This site is operated by a business or businesses owned by Informa PLC and all copyright resides with them. Informa PLC's registered office is 5 Howick Place, London SW1P 1WG. Registered in England and Wales. Number 8860726.

Channels ▼

Jolt Awards: The Best Programming Utilities

, July 29, 2013 The top utilities that solve annoying development problems.
  • E-mail
  • Print

Finalist: Fiddler

Fiddler is an unexpected surprise: like a Volkswagen Karmann Ghia with a Turbo 327 under the hood. It shows you everything that is going on behind your browser, mobile device, or Web-aware application. Fiddler monitors traffic to and from browsers (IE, Chrome, Safari, Firefox, and Opera); .NET, Java, PHP, and WinHTTP apps; and mobile devices (Android, IOS, WinPhone 7, and PocketPC).

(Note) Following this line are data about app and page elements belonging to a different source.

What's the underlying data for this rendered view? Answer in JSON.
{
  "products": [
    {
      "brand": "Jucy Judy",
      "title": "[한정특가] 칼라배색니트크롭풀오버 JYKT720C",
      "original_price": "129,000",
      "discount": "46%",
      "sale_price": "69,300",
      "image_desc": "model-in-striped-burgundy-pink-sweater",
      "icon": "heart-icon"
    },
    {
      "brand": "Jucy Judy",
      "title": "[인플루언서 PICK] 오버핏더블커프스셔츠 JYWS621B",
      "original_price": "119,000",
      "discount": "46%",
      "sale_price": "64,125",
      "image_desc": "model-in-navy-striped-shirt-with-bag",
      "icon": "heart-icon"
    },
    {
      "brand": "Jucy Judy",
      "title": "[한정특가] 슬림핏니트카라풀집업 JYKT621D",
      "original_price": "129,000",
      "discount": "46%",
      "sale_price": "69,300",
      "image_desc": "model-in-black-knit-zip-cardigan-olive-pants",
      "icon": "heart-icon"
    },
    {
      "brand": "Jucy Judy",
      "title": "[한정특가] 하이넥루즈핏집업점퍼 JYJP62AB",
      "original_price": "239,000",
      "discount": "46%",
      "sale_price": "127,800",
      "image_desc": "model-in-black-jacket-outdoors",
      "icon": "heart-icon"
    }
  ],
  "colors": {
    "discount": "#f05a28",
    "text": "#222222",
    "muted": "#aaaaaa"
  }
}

Installation is drop-dead simple. Start your browser, start Fiddler, and HTTP/HTTPs traffic capture begins. Fortunately, the request/response traffic is filterable so you can zero in on traffic from specific sessions. A very useful display is the Timeline, showing the sequencing and absolute time-frame of each message. Need to send a custom request to the server? You can use the Composer to build the request string manually in Raw mode or get simple assists in Parsed mode. Need to modify traffic? Fiddlerscript is a simple language that lets you define rules for tweaking requests and responses. .NET developers have the capability to capture Web traffic (including AJAX requests) for playback with the Visual Studio Web Test product.

I am amazed at what Fiddler provides functionally. My only stumbling point was getting the detailed help that I needed to understand how to exploit its power. The website Help is adequate, but is best for configuring Fiddler for different browsers. Apparently, a book on Fiddler is in the works.

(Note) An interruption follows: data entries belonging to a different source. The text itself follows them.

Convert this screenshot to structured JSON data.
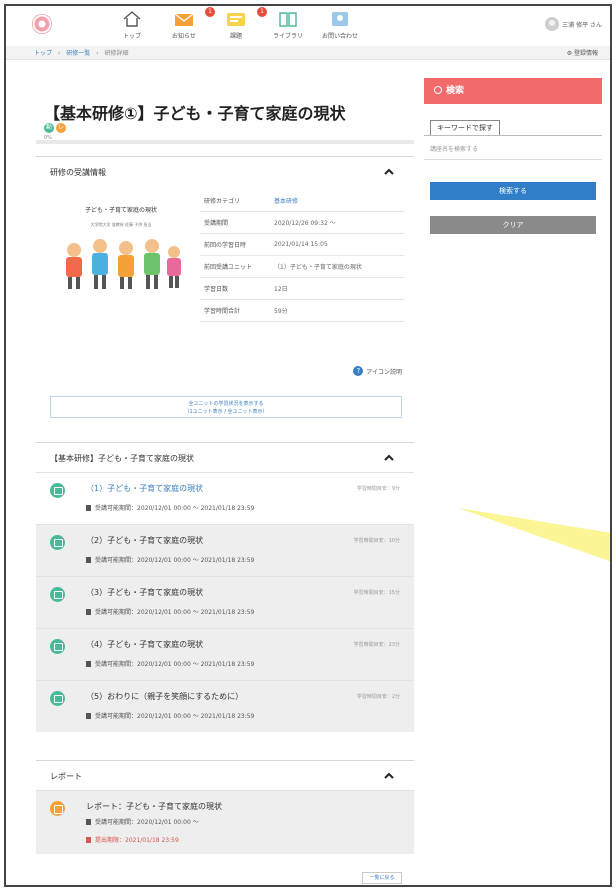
{
  "header": {
    "nav": [
      {
        "label": "トップ",
        "icon": "home-icon",
        "badge": ""
      },
      {
        "label": "お知らせ",
        "icon": "mail-icon",
        "badge": "1"
      },
      {
        "label": "課題",
        "icon": "task-icon",
        "badge": "1"
      },
      {
        "label": "ライブラリ",
        "icon": "book-icon",
        "badge": ""
      },
      {
        "label": "お問い合わせ",
        "icon": "contact-icon",
        "badge": ""
      }
    ],
    "user_name": "三浦 修平 さん",
    "settings_label": "⚙ 登録情報"
  },
  "breadcrumb": [
    "トップ",
    "›",
    "研修一覧",
    "›",
    "研修詳細"
  ],
  "page": {
    "title": "【基本研修①】子ども・子育て家庭の現状",
    "icon_text_1": "動",
    "icon_text_2": "レ",
    "small_label": "0%"
  },
  "info_panel": {
    "heading": "研修の受講情報",
    "thumb_title": "子ども・子育て家庭の現状",
    "thumb_subtitle": "大学院大学 准教授 佐藤 子供 担当",
    "rows": [
      {
        "label": "研修カテゴリ",
        "value": "基本研修"
      },
      {
        "label": "受講期間",
        "value": "2020/12/26 09:32 〜"
      },
      {
        "label": "前回の学習日時",
        "value": "2021/01/14 15:05"
      },
      {
        "label": "前回受講ユニット",
        "value": "（1）子ども・子育て家庭の現状"
      },
      {
        "label": "学習日数",
        "value": "12日"
      },
      {
        "label": "学習時間合計",
        "value": "59分"
      }
    ],
    "icon_help": "アイコン説明",
    "unit_button_line1": "全ユニットの学習状況を表示する",
    "unit_button_line2": "（1ユニット表示 / 全ユニット表示）"
  },
  "units_panel": {
    "heading": "【基本研修】子ども・子育て家庭の現状",
    "units": [
      {
        "title": "（1）子ども・子育て家庭の現状",
        "time": "学習時間目安：9分",
        "period": "受講可能期間：2020/12/01 00:00 〜 2021/01/18 23:59"
      },
      {
        "title": "（2）子ども・子育て家庭の現状",
        "time": "学習時間目安：10分",
        "period": "受講可能期間：2020/12/01 00:00 〜 2021/01/18 23:59"
      },
      {
        "title": "（3）子ども・子育て家庭の現状",
        "time": "学習時間目安：15分",
        "period": "受講可能期間：2020/12/01 00:00 〜 2021/01/18 23:59"
      },
      {
        "title": "（4）子ども・子育て家庭の現状",
        "time": "学習時間目安：23分",
        "period": "受講可能期間：2020/12/01 00:00 〜 2021/01/18 23:59"
      },
      {
        "title": "（5）おわりに（親子を笑顔にするために）",
        "time": "学習時間目安：2分",
        "period": "受講可能期間：2020/12/01 00:00 〜 2021/01/18 23:59"
      }
    ]
  },
  "report_panel": {
    "heading": "レポート",
    "title": "レポート：子ども・子育て家庭の現状",
    "period": "受講可能期間：2020/12/01 00:00 〜",
    "deadline": "提出期限：2021/01/18 23:59",
    "back_label": "一覧に戻る"
  },
  "search": {
    "heading": "検索",
    "keyword_tab": "キーワードで探す",
    "placeholder": "講座名を検索する",
    "submit": "検索する",
    "clear": "クリア"
  },
  "colors": {
    "accent_blue": "#2f7ec7",
    "search_red": "#f36a6a",
    "unit_green": "#4bb89a",
    "report_orange": "#f4a13a",
    "annotation_yellow": "#fbf48a"
  }
}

Fiddler was acquired late last year by Telerik, the UI Framework company, so Fiddler has substantial resources behind it. The company has committed to keeping Fiddler as a free product — which only enhances the utility's attraction.

— Gary Evans

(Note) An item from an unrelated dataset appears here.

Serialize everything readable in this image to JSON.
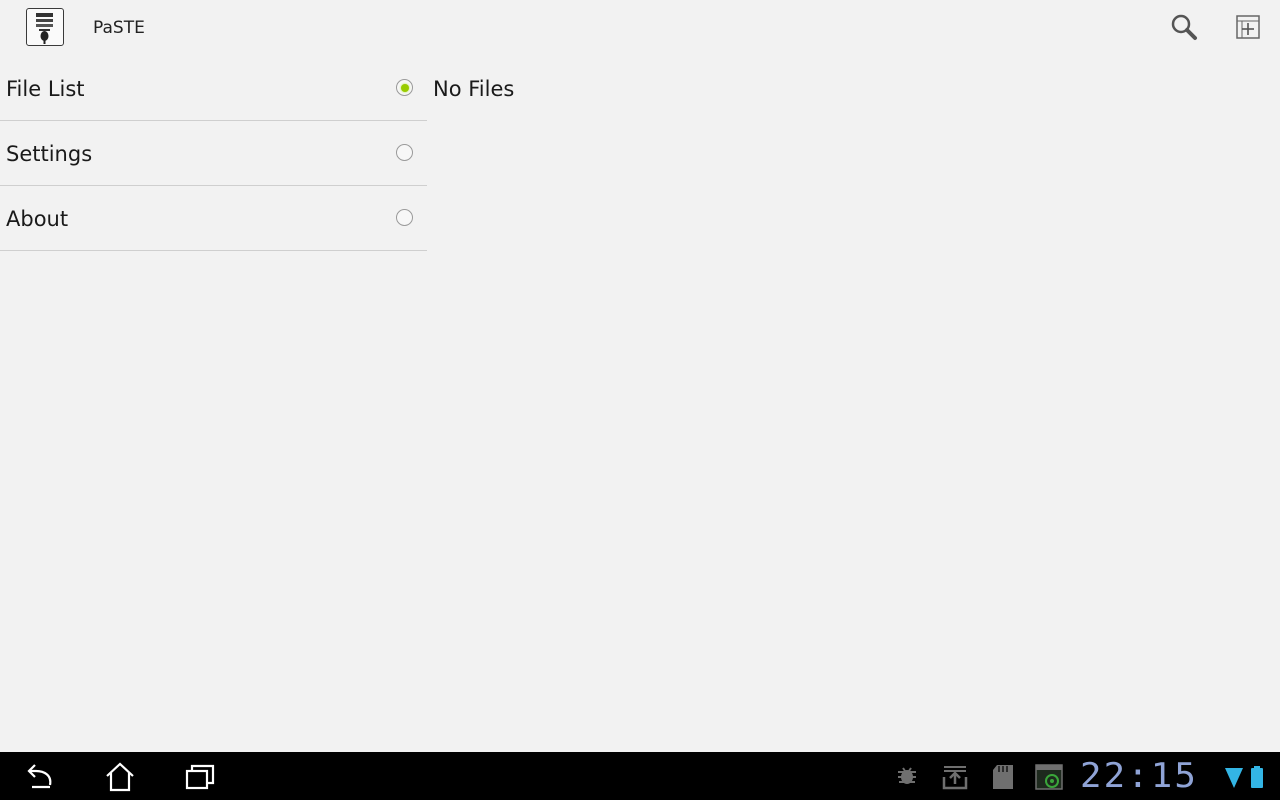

Currently we allow the following HTML tags in comments:

Single tags

These tags can be used alone and don't need an ending tag.

<br> Defines a single line break

<hr> Defines a horizontal line

Matching tags

These require an ending tag - e.g. <i>italic text</i>

<a> Defines an anchor

<b> Defines bold text

<big> Defines big text

<blockquote> Defines a long quotation

<caption> Defines a table caption

<cite> Defines a citation

<code> Defines computer code text

<em> Defines emphasized text

<fieldset> Defines a border around elements in a form

<h1> This is heading 1

<h2> This is heading 2

<h3> This is heading 3

<h4> This is heading 4

<h5> This is heading 5

<h6> This is heading 6

<i> Defines italic text

<p> Defines a paragraph

<pre> Defines preformatted text

<q> Defines a short quotation

<samp> Defines sample computer code text

<small> Defines small text

<span> Defines a section in a document

<s> Defines strikethrough text

<strike> Defines strikethrough text

<strong> Defines strong text

<sub> Defines subscripted text

<sup> Defines superscripted text

<u> Defines underlined text

Dr. Dobb's encourages readers to engage in spirited, healthy debate, including taking us to task. However, Dr. Dobb's moderates all comments posted to our site, and reserves the right to modify or remove any content that it determines to be derogatory, offensive, inflammatory, vulgar, irrelevant/off-topic, racist or obvious marketing or spam. Dr. Dobb's further reserves the right to disable the profile of any commenter participating in said activities.

Disqus Tips To upload an avatar photo, first complete your Disqus profile. | View the list of supported HTML tags you can use to style comments. | Please read our commenting policy.